#### [Work to complete]
Go through the data below and gather each line containing "XXXX".
= = = = = = =
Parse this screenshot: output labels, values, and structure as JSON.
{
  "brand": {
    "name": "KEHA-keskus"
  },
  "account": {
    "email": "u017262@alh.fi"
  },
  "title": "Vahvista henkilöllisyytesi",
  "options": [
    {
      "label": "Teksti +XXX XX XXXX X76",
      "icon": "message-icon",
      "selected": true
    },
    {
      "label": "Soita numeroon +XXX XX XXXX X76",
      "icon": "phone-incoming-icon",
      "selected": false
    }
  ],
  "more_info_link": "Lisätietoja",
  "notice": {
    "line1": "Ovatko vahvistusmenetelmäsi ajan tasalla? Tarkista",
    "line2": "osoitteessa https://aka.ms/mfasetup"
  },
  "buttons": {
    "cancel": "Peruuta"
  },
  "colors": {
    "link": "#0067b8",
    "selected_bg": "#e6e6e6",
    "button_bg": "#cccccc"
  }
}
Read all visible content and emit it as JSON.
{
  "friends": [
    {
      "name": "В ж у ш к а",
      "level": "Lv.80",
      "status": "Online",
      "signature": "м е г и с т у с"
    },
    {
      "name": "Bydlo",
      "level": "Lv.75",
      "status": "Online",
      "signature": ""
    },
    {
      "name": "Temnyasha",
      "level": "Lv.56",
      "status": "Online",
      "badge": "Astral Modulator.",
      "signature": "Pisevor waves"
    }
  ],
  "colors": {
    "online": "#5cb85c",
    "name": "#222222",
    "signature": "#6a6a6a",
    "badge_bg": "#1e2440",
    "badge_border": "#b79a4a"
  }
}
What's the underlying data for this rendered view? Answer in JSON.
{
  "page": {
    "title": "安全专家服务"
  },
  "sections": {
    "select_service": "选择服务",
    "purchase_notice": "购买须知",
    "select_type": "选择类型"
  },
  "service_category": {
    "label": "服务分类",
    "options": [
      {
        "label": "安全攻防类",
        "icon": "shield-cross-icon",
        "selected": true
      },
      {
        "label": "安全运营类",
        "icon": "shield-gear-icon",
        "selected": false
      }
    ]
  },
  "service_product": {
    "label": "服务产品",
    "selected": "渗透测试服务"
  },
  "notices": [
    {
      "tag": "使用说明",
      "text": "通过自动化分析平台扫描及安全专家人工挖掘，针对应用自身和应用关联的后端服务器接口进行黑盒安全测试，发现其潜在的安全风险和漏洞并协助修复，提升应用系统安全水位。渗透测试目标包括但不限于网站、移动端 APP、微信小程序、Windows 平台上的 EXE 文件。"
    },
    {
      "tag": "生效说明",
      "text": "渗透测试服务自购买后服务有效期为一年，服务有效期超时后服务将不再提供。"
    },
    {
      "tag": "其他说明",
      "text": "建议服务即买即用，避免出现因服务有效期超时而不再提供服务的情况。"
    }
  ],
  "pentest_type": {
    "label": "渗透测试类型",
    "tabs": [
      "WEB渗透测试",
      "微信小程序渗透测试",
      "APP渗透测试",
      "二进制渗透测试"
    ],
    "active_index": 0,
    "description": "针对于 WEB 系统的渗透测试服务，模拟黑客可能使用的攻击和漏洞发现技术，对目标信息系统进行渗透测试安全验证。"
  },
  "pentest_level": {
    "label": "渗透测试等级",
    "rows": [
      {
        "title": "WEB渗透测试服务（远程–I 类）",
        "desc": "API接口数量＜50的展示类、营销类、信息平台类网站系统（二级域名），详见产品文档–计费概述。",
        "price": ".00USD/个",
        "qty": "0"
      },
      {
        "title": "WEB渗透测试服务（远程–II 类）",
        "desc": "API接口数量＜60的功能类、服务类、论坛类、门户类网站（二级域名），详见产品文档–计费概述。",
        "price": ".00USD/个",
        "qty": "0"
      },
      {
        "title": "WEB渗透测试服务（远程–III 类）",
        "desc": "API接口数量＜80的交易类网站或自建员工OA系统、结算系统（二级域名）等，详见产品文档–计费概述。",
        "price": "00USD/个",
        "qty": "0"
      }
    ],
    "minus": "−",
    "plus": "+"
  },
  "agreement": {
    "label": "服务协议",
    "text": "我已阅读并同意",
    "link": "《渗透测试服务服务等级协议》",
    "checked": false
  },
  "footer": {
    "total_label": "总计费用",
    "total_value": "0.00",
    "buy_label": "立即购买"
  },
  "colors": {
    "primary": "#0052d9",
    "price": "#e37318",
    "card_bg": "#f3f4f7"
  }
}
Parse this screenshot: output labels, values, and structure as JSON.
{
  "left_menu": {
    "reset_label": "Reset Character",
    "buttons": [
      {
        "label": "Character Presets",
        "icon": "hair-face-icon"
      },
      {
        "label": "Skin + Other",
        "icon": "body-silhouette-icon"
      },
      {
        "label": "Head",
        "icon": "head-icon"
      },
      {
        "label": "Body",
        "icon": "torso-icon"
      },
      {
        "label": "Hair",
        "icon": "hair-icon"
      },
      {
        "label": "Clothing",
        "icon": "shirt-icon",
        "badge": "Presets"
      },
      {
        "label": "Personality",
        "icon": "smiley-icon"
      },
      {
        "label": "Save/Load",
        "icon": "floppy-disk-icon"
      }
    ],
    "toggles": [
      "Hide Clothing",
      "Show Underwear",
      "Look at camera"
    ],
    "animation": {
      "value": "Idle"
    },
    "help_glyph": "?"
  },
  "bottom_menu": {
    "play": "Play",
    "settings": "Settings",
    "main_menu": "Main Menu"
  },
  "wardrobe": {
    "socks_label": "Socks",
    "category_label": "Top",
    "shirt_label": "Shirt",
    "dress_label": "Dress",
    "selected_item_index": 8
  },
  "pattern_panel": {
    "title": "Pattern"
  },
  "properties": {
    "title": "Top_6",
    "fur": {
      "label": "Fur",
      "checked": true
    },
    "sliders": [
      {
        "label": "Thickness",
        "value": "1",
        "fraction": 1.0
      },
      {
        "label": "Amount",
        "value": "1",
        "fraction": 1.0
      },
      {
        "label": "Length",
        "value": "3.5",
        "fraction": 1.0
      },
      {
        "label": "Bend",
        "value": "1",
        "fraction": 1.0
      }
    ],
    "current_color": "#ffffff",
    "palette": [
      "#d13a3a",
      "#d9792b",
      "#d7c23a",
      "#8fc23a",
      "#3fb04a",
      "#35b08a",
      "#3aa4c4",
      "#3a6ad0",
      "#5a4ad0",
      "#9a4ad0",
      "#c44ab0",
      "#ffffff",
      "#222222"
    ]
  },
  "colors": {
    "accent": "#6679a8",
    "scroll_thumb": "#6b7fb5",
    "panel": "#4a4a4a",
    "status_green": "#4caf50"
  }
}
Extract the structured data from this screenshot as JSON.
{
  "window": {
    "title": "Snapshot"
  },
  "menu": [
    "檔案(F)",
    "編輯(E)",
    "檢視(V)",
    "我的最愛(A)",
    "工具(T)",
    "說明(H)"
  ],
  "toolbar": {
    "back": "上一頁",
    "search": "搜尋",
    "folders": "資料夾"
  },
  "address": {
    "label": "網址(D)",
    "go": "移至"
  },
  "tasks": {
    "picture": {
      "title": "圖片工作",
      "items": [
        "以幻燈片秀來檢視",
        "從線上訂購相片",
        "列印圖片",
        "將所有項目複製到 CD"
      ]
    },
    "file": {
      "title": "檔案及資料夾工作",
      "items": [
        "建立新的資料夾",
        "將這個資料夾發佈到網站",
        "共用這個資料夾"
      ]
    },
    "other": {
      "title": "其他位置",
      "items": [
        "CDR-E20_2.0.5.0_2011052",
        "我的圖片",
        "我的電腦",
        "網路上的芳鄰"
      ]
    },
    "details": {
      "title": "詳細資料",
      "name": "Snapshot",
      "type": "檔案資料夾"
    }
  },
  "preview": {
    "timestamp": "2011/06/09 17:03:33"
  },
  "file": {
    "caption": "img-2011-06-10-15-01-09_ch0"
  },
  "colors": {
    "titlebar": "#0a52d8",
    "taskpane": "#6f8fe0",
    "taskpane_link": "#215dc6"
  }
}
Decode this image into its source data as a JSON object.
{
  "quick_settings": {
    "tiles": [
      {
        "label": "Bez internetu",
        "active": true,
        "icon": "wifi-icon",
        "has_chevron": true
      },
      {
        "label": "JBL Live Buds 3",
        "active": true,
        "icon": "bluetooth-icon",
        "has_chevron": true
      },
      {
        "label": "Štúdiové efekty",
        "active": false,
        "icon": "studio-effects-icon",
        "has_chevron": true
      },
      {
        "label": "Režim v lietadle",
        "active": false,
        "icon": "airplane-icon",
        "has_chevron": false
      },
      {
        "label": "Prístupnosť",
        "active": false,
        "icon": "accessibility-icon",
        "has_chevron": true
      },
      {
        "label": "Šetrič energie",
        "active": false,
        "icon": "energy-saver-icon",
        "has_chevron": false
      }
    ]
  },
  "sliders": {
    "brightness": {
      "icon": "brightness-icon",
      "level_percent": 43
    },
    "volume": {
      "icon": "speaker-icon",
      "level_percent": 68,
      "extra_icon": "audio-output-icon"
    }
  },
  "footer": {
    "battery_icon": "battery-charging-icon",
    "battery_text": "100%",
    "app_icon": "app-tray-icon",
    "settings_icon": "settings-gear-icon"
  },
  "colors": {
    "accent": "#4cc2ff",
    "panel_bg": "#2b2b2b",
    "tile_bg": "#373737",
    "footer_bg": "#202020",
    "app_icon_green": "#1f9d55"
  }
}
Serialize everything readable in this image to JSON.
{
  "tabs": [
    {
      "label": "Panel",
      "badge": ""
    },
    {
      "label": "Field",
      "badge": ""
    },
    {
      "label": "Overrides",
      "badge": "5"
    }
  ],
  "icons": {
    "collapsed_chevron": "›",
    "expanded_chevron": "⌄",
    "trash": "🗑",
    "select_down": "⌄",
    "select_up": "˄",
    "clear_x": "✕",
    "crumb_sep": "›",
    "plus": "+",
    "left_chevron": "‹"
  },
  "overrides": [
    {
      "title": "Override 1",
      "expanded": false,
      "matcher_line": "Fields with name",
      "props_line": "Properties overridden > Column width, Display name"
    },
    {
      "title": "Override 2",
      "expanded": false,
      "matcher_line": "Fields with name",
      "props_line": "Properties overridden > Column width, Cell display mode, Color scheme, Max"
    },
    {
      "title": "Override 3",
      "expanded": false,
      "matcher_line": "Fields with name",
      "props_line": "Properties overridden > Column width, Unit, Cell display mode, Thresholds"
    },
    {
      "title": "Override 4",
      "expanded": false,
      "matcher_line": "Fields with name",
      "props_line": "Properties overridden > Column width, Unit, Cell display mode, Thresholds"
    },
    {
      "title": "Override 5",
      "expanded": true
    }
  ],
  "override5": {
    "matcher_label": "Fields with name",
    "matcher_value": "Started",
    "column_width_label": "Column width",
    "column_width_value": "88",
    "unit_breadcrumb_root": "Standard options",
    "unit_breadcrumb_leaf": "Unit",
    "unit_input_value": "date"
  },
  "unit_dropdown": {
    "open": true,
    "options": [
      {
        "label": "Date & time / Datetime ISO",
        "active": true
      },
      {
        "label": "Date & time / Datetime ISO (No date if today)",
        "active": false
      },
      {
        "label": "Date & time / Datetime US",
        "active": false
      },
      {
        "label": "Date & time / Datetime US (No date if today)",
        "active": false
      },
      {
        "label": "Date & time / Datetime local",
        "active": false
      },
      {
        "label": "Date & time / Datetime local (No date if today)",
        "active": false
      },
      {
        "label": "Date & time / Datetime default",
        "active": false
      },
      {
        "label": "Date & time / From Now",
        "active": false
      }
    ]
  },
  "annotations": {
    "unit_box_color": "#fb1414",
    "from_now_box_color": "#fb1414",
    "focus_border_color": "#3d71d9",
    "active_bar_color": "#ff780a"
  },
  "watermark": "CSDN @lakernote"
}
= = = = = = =
#### [Solution to the problem]
      "label": "Teksti +XXX XX XXXX X76",
      "label": "Soita numeroon +XXX XX XXXX X76",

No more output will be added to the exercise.